This Hyperlapse Was Made from 3,305 Google Maps Screenshots

Today is Google Maps’ 12th birthday, and graphic design student Matteo Archondis is paying the platform homage in a really cool way. A fan of timelapse and hyperlapse techniques, Archondis created a visual hyperlapse tour of the world using only screenshots taken within Google Maps.

The result is beyond impressive, taking you to landmarks all over the world—from a 360 around the Eiffel Tower to a drive across the Golden Gate Bridge in San Francisco. In all, the hyperlapse contains some 3,300 screenshots captured over the course of 2 days, and edited together in a grueling post-processing workflow that took another week after that.

Taking the screenshots was the easy, “boring” part; or, as Archondis described it to us: “screenshot, move the frame, screenshot, move the frame etc.” But even that involved some behind the scenes work to create as clean of an experience as possible.

“Thanks to the developer tools of Google Chrome, I was able to remove all the items that interfered with the user experience,” explains Archondis. “I also removed the labels so that the final image could be as clean and realistic as possible, so that I could concentrate on the camera movements as if it was in real life.”

You can see how screenshot after screenshot turned into a final hyperlapse in the GIF below:

Once the source material was captured, the brunt of the work began: stabilization and tracking.
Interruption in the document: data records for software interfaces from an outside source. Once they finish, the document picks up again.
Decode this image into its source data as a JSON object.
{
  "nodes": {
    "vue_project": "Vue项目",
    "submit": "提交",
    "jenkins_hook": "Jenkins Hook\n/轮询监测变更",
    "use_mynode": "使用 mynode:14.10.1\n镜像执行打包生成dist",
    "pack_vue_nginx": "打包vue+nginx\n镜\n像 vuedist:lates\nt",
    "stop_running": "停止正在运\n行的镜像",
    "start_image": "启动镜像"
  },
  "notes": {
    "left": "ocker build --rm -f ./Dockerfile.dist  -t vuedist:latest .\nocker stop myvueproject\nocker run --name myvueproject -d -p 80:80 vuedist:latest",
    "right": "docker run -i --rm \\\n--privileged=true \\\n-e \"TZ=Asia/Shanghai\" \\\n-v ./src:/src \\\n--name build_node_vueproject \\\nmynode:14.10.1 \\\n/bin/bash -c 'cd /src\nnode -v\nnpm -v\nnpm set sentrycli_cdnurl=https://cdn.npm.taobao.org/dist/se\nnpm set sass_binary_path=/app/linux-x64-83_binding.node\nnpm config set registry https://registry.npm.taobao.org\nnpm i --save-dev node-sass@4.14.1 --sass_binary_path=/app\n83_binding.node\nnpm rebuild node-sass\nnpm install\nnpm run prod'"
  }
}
First, all of the separate screenshots were blended into clips and stabilized. Then, Archondis set about trying to find tracking points and create a final version that actually moved smoothly from frame to frame and scene to scene.

“This part was tough,” he tells PetaPixel. “Especially finding tracking points in clips that are really moving fast and have no reference points.” Here are a few screenshots to give you an idea of the sheer number of tracking points he set up to create the final hyperlapse:
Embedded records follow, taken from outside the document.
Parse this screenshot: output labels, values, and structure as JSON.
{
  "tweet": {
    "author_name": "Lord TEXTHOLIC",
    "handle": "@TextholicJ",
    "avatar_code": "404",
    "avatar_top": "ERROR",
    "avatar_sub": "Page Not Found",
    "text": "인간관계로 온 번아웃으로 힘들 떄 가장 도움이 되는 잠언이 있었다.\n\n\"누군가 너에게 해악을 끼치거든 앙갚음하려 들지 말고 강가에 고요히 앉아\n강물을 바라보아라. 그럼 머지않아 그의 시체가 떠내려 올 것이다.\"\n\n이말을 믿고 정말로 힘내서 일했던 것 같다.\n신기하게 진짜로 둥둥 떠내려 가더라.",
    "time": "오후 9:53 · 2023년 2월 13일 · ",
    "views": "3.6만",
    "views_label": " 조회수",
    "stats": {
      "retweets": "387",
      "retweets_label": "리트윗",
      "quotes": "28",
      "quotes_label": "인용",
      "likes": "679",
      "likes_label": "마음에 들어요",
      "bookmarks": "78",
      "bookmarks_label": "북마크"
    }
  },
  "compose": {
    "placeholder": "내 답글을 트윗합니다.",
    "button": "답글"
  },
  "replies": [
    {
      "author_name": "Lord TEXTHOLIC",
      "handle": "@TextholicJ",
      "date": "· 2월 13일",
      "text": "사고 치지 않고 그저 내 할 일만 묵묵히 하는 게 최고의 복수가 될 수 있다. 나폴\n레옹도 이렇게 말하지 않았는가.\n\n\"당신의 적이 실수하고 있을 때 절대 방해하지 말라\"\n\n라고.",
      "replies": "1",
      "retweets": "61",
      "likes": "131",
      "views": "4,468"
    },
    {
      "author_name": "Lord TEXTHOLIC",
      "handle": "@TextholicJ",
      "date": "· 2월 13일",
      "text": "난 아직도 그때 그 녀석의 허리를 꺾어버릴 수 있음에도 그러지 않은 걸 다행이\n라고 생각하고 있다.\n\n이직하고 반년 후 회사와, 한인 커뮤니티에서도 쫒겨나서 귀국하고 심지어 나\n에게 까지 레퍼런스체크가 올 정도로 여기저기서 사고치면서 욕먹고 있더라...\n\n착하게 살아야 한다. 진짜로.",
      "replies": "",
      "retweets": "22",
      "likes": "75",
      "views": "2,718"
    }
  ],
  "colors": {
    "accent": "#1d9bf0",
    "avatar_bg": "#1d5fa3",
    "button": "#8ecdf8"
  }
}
The last question we had for Matteo, and the one you’re probably asking yourself right now, is “Why did you decide to do this in the first place?” It seems like a lot of work, especially for a university student with other things on his plate. His answer: inspiration.

“The idea was […] to show the potential tools we have to discover the world around us, even if we can’t afford to travel to places far away from home,” he tells us. “Also, I always wanted to create something new and experiment with Google Maps and the street view system, for me one of the best inventions to let us discover and see places from our computer without needing to leave home.”

His technological inspiration was Google Maps. His hyperlapse inspiration the work of Rob Whitworth. Put those two things together, and you get the Google Maps “Hyperlapse Around the World.” Enjoy, and happy birthday Google Maps!